_WORK TASK_.
Each record below is to be retyped exactly, with its pictures omitted.
___ INPUT DATA ___
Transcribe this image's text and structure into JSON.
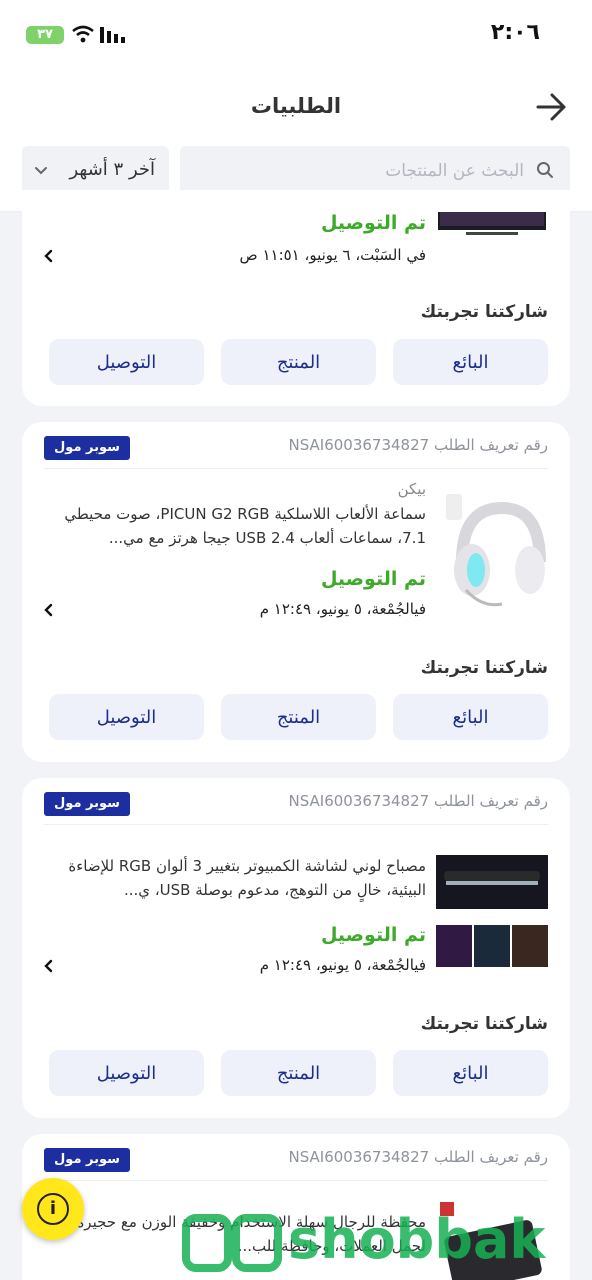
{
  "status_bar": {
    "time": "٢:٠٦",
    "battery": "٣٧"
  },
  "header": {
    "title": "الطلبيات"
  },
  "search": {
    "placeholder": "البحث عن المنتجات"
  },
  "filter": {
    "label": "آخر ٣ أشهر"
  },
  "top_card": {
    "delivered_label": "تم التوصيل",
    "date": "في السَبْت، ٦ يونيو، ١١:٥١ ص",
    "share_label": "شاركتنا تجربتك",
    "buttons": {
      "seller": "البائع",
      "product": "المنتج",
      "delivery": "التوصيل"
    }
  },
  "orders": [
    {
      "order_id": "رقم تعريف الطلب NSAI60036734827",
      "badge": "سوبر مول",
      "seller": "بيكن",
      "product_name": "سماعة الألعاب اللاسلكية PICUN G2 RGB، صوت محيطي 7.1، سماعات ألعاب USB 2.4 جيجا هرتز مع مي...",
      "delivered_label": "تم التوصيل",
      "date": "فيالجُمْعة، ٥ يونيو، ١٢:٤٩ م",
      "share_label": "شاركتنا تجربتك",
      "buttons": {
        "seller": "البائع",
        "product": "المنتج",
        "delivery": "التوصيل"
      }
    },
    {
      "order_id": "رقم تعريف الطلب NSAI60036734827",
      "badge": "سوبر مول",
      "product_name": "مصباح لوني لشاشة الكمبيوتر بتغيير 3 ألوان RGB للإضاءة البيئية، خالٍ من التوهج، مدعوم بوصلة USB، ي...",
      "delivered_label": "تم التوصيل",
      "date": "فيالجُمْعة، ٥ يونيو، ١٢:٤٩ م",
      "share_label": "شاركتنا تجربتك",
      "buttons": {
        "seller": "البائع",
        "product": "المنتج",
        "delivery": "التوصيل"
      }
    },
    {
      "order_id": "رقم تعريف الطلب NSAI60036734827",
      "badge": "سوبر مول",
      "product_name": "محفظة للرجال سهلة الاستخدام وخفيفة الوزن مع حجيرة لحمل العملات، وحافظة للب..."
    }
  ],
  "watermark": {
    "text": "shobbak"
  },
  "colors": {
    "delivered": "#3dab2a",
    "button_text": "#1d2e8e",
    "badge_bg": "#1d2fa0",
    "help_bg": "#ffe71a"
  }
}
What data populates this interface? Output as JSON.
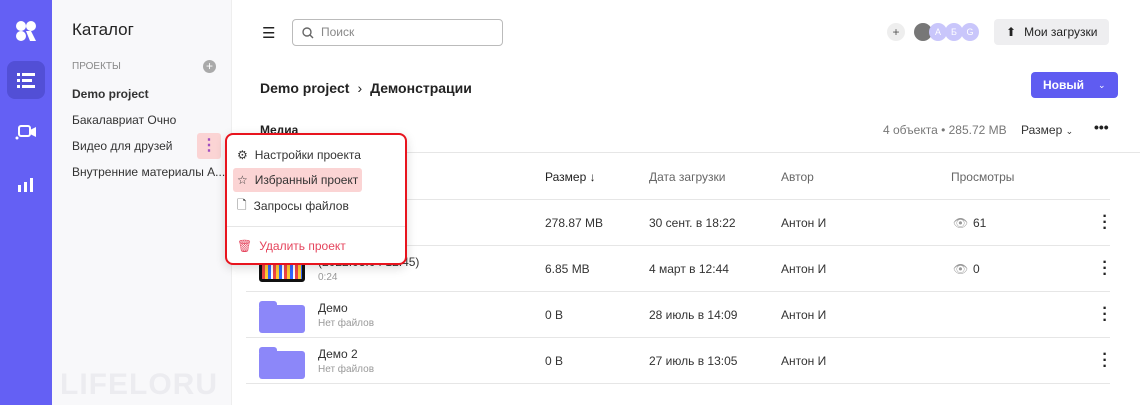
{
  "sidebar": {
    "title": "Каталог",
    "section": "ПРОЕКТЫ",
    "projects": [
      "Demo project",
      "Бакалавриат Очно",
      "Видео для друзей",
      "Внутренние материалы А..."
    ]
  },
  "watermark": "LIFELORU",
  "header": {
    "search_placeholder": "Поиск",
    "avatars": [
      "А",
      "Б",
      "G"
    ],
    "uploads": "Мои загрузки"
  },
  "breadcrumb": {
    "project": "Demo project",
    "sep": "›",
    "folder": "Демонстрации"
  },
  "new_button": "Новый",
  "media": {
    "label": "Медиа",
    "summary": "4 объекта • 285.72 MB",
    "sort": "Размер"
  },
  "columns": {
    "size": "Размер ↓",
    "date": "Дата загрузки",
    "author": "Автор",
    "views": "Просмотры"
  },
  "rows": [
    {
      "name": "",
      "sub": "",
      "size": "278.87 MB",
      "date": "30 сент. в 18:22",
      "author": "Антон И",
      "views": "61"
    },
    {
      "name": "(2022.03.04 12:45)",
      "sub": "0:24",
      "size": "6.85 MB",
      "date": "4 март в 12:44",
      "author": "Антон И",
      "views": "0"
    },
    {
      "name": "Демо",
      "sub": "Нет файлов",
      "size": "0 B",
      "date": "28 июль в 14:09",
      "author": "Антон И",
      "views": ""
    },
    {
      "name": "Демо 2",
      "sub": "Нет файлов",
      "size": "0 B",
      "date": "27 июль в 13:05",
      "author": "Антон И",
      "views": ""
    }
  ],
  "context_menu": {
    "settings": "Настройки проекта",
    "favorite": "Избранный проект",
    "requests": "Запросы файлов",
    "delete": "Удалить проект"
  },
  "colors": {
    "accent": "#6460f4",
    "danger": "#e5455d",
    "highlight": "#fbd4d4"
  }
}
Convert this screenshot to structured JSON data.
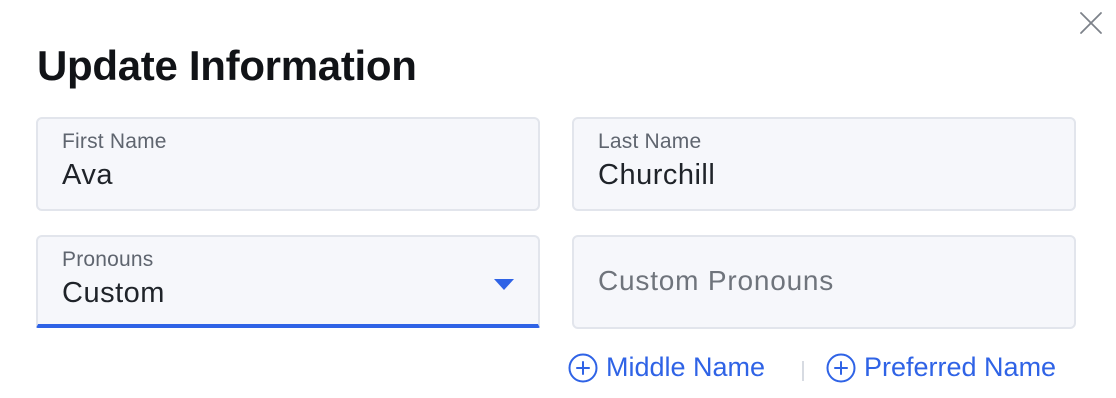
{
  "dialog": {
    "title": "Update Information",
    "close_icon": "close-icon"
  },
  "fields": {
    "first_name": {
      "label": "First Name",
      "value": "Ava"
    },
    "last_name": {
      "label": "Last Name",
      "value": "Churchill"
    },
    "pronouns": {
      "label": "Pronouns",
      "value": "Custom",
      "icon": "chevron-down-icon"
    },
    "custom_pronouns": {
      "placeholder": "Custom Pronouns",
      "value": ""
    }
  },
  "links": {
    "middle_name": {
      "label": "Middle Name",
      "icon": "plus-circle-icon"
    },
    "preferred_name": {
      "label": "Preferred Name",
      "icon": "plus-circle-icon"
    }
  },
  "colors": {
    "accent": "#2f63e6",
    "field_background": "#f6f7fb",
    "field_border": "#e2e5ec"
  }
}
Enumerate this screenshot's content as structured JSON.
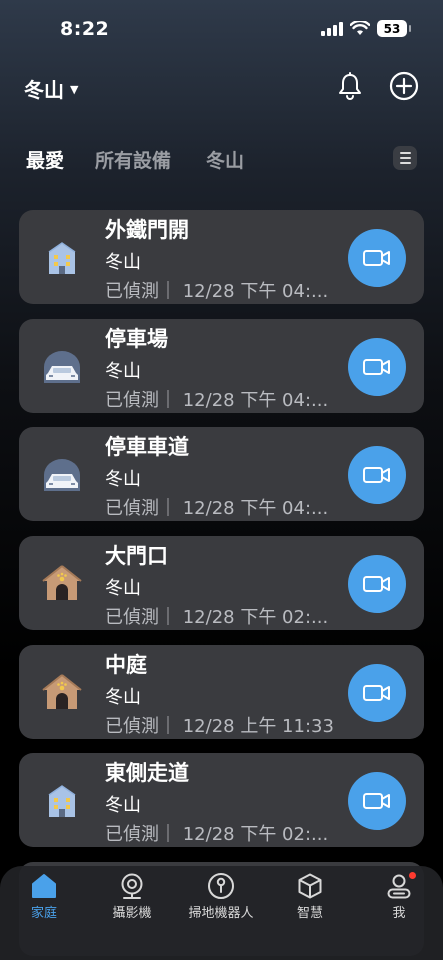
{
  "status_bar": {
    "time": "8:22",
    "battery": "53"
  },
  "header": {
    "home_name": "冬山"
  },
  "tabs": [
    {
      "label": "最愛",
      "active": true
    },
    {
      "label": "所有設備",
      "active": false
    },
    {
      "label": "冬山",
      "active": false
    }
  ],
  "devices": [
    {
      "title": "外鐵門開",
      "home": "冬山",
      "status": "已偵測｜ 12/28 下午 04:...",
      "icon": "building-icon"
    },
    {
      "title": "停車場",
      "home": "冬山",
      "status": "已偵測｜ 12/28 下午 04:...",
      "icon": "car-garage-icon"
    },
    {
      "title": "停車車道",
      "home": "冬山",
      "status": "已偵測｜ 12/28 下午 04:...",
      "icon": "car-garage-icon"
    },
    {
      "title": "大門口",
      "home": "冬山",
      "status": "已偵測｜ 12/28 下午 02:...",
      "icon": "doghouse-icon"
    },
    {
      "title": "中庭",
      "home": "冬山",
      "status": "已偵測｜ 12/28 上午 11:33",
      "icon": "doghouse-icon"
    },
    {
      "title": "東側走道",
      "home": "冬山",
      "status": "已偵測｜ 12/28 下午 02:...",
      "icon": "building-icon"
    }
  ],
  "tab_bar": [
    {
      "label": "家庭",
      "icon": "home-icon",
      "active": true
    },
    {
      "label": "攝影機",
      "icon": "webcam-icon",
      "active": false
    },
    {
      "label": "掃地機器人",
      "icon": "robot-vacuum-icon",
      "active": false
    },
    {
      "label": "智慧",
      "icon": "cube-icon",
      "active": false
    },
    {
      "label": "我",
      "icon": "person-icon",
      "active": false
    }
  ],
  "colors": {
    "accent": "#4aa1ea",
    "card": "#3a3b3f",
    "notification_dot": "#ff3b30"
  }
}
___
_RESULT OF THE TASK_.
Transcribe this image's text and structure into JSON.
{
  "status_bar": {
    "time": "٢:٠٦",
    "battery": "٣٧"
  },
  "header": {
    "title": "الطلبيات"
  },
  "search": {
    "placeholder": "البحث عن المنتجات"
  },
  "filter": {
    "label": "آخر ٣ أشهر"
  },
  "top_card": {
    "delivered_label": "تم التوصيل",
    "date": "في السَبْت، ٦ يونيو، ١١:٥١ ص",
    "share_label": "شاركتنا تجربتك",
    "buttons": {
      "seller": "البائع",
      "product": "المنتج",
      "delivery": "التوصيل"
    }
  },
  "orders": [
    {
      "order_id": "رقم تعريف الطلب NSAI60036734827",
      "badge": "سوبر مول",
      "seller": "بيكن",
      "product_name": "سماعة الألعاب اللاسلكية PICUN G2 RGB، صوت محيطي 7.1، سماعات ألعاب USB 2.4 جيجا هرتز مع مي...",
      "delivered_label": "تم التوصيل",
      "date": "فيالجُمْعة، ٥ يونيو، ١٢:٤٩ م",
      "share_label": "شاركتنا تجربتك",
      "buttons": {
        "seller": "البائع",
        "product": "المنتج",
        "delivery": "التوصيل"
      }
    },
    {
      "order_id": "رقم تعريف الطلب NSAI60036734827",
      "badge": "سوبر مول",
      "product_name": "مصباح لوني لشاشة الكمبيوتر بتغيير 3 ألوان RGB للإضاءة البيئية، خالٍ من التوهج، مدعوم بوصلة USB، ي...",
      "delivered_label": "تم التوصيل",
      "date": "فيالجُمْعة، ٥ يونيو، ١٢:٤٩ م",
      "share_label": "شاركتنا تجربتك",
      "buttons": {
        "seller": "البائع",
        "product": "المنتج",
        "delivery": "التوصيل"
      }
    },
    {
      "order_id": "رقم تعريف الطلب NSAI60036734827",
      "badge": "سوبر مول",
      "product_name": "محفظة للرجال سهلة الاستخدام وخفيفة الوزن مع حجيرة لحمل العملات، وحافظة للب..."
    }
  ],
  "watermark": {
    "text": "shobbak"
  },
  "colors": {
    "delivered": "#3dab2a",
    "button_text": "#1d2e8e",
    "badge_bg": "#1d2fa0",
    "help_bg": "#ffe71a"
  }
}
What data populates this interface? Output as JSON.
{
  "sidebar": {
    "title": "Каталог",
    "section": "ПРОЕКТЫ",
    "projects": [
      "Demo project",
      "Бакалавриат Очно",
      "Видео для друзей",
      "Внутренние материалы А..."
    ]
  },
  "watermark": "LIFELORU",
  "header": {
    "search_placeholder": "Поиск",
    "avatars": [
      "А",
      "Б",
      "G"
    ],
    "uploads": "Мои загрузки"
  },
  "breadcrumb": {
    "project": "Demo project",
    "sep": "›",
    "folder": "Демонстрации"
  },
  "new_button": "Новый",
  "media": {
    "label": "Медиа",
    "summary": "4 объекта • 285.72 MB",
    "sort": "Размер"
  },
  "columns": {
    "size": "Размер ↓",
    "date": "Дата загрузки",
    "author": "Автор",
    "views": "Просмотры"
  },
  "rows": [
    {
      "name": "",
      "sub": "",
      "size": "278.87 MB",
      "date": "30 сент. в 18:22",
      "author": "Антон И",
      "views": "61"
    },
    {
      "name": "(2022.03.04 12:45)",
      "sub": "0:24",
      "size": "6.85 MB",
      "date": "4 март в 12:44",
      "author": "Антон И",
      "views": "0"
    },
    {
      "name": "Демо",
      "sub": "Нет файлов",
      "size": "0 B",
      "date": "28 июль в 14:09",
      "author": "Антон И",
      "views": ""
    },
    {
      "name": "Демо 2",
      "sub": "Нет файлов",
      "size": "0 B",
      "date": "27 июль в 13:05",
      "author": "Антон И",
      "views": ""
    }
  ],
  "context_menu": {
    "settings": "Настройки проекта",
    "favorite": "Избранный проект",
    "requests": "Запросы файлов",
    "delete": "Удалить проект"
  },
  "colors": {
    "accent": "#6460f4",
    "danger": "#e5455d",
    "highlight": "#fbd4d4"
  }
}
Convert this screenshot to structured JSON data.
{
  "dialog": {
    "title": "Update Information",
    "close_icon": "close-icon"
  },
  "fields": {
    "first_name": {
      "label": "First Name",
      "value": "Ava"
    },
    "last_name": {
      "label": "Last Name",
      "value": "Churchill"
    },
    "pronouns": {
      "label": "Pronouns",
      "value": "Custom",
      "icon": "chevron-down-icon"
    },
    "custom_pronouns": {
      "placeholder": "Custom Pronouns",
      "value": ""
    }
  },
  "links": {
    "middle_name": {
      "label": "Middle Name",
      "icon": "plus-circle-icon"
    },
    "preferred_name": {
      "label": "Preferred Name",
      "icon": "plus-circle-icon"
    }
  },
  "colors": {
    "accent": "#2f63e6",
    "field_background": "#f6f7fb",
    "field_border": "#e2e5ec"
  }
}
Enumerate this screenshot's content as structured JSON.
{
  "status_bar": {
    "time": "8:22",
    "battery": "53"
  },
  "header": {
    "home_name": "冬山"
  },
  "tabs": [
    {
      "label": "最愛",
      "active": true
    },
    {
      "label": "所有設備",
      "active": false
    },
    {
      "label": "冬山",
      "active": false
    }
  ],
  "devices": [
    {
      "title": "外鐵門開",
      "home": "冬山",
      "status": "已偵測｜ 12/28 下午 04:...",
      "icon": "building-icon"
    },
    {
      "title": "停車場",
      "home": "冬山",
      "status": "已偵測｜ 12/28 下午 04:...",
      "icon": "car-garage-icon"
    },
    {
      "title": "停車車道",
      "home": "冬山",
      "status": "已偵測｜ 12/28 下午 04:...",
      "icon": "car-garage-icon"
    },
    {
      "title": "大門口",
      "home": "冬山",
      "status": "已偵測｜ 12/28 下午 02:...",
      "icon": "doghouse-icon"
    },
    {
      "title": "中庭",
      "home": "冬山",
      "status": "已偵測｜ 12/28 上午 11:33",
      "icon": "doghouse-icon"
    },
    {
      "title": "東側走道",
      "home": "冬山",
      "status": "已偵測｜ 12/28 下午 02:...",
      "icon": "building-icon"
    }
  ],
  "tab_bar": [
    {
      "label": "家庭",
      "icon": "home-icon",
      "active": true
    },
    {
      "label": "攝影機",
      "icon": "webcam-icon",
      "active": false
    },
    {
      "label": "掃地機器人",
      "icon": "robot-vacuum-icon",
      "active": false
    },
    {
      "label": "智慧",
      "icon": "cube-icon",
      "active": false
    },
    {
      "label": "我",
      "icon": "person-icon",
      "active": false
    }
  ],
  "colors": {
    "accent": "#4aa1ea",
    "card": "#3a3b3f",
    "notification_dot": "#ff3b30"
  }
}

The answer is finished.